= Beginning of Section =
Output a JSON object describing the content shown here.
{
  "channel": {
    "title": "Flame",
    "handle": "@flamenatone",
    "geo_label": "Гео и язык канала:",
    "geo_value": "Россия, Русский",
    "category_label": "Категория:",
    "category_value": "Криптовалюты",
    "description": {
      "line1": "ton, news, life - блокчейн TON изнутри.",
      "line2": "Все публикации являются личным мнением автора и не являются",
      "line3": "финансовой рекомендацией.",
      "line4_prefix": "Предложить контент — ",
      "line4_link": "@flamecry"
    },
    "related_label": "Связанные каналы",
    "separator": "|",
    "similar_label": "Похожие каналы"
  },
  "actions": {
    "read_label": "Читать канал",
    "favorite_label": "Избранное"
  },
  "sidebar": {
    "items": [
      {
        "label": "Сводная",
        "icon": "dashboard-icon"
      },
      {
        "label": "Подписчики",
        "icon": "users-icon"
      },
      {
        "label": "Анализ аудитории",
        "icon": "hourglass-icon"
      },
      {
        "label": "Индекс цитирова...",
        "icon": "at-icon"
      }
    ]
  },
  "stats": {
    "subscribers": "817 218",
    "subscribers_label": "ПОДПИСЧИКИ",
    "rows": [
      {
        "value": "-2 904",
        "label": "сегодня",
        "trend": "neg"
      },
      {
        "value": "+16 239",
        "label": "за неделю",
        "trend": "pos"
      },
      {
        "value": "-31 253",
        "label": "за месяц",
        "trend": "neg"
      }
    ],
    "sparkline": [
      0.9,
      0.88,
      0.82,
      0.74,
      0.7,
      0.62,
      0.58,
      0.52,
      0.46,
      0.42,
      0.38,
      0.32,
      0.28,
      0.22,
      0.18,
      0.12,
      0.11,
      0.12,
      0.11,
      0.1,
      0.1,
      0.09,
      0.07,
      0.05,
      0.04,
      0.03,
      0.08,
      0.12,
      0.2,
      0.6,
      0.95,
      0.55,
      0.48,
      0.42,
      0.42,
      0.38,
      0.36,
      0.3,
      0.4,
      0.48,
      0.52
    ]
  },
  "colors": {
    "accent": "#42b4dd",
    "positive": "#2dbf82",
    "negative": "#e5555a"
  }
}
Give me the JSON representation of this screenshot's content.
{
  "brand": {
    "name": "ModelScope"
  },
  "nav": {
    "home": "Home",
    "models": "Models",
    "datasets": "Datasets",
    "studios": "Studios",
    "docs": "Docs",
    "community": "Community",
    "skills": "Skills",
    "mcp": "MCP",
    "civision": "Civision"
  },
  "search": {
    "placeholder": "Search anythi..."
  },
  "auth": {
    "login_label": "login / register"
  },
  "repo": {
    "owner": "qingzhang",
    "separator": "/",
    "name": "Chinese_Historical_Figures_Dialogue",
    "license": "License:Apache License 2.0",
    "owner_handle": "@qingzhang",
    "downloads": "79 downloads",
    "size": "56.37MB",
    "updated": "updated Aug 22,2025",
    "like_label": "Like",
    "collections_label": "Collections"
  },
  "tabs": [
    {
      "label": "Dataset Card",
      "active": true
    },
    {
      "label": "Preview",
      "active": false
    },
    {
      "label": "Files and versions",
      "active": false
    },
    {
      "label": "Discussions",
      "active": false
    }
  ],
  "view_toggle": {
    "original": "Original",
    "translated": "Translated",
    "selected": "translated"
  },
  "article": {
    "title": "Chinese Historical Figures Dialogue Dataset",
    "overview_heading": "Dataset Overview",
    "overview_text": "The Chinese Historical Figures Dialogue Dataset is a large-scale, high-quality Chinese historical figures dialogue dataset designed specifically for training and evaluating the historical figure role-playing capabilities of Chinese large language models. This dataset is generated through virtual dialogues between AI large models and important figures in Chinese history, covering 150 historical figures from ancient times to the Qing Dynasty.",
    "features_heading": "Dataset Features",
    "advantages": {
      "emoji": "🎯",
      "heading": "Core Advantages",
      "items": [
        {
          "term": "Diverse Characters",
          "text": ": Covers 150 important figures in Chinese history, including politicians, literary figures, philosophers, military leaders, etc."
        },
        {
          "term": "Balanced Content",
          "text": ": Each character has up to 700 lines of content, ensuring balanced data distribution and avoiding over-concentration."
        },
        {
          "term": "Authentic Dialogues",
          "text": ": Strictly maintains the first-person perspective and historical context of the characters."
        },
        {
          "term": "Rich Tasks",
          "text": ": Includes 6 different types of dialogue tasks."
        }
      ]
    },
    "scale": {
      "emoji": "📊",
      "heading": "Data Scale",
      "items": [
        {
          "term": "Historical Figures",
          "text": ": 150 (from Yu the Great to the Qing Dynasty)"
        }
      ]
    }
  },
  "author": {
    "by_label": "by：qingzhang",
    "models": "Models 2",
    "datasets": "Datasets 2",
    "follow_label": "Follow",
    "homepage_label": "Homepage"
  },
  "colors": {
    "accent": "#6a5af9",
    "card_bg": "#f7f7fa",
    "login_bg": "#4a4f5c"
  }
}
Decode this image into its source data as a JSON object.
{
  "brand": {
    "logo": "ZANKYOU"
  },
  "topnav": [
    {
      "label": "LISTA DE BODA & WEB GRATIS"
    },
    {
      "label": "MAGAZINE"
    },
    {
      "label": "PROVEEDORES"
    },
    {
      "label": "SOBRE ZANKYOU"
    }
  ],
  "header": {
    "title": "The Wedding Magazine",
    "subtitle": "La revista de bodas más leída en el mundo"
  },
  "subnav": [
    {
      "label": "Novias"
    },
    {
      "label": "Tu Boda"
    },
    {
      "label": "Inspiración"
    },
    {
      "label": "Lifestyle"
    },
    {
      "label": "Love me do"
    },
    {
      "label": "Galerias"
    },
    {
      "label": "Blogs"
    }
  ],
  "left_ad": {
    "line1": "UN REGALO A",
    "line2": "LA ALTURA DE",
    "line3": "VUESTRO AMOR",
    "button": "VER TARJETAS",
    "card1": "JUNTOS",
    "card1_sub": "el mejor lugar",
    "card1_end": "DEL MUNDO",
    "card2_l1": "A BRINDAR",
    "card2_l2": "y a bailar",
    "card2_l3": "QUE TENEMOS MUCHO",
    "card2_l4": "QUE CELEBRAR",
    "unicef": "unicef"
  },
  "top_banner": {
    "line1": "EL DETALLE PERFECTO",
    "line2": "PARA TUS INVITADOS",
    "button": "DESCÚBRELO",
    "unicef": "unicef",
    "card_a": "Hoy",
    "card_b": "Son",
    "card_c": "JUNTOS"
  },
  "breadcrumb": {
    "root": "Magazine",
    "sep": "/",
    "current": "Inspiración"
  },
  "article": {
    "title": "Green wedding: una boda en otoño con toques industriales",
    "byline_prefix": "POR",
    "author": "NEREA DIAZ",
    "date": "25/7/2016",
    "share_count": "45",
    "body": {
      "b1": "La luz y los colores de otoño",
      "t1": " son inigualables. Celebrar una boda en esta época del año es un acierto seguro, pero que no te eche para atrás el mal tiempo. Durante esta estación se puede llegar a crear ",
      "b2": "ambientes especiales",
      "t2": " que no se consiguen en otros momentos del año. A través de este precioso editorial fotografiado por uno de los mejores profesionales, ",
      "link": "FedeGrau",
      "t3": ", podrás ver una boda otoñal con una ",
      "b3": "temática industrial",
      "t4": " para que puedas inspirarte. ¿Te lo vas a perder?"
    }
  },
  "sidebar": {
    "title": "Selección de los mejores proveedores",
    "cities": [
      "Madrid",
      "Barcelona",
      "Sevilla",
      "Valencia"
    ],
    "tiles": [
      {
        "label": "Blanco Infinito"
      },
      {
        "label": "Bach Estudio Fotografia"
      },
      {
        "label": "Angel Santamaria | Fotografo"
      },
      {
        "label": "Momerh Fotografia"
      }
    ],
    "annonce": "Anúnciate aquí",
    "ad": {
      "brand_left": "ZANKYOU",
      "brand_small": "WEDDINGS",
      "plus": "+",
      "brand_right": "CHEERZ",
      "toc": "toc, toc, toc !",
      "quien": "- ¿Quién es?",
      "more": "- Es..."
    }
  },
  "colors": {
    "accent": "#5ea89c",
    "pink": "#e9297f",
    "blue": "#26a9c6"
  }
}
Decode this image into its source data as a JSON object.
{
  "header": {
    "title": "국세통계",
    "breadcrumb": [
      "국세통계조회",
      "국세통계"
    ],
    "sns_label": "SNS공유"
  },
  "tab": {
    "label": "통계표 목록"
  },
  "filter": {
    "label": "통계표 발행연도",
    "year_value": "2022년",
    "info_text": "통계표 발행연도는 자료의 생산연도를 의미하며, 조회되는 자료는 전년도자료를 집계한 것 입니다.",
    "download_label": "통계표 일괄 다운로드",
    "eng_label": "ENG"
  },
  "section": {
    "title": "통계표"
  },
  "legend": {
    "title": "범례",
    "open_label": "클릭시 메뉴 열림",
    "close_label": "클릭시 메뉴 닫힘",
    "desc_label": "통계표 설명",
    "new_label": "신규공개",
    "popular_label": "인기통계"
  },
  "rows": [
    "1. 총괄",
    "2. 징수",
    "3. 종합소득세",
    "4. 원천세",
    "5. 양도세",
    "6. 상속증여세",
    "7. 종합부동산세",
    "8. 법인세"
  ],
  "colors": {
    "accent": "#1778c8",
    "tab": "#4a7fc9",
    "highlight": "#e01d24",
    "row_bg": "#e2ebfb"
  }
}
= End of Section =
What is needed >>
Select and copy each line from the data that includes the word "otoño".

Task output >>
    "title": "Green wedding: una boda en otoño con toques industriales",
      "b1": "La luz y los colores de otoño",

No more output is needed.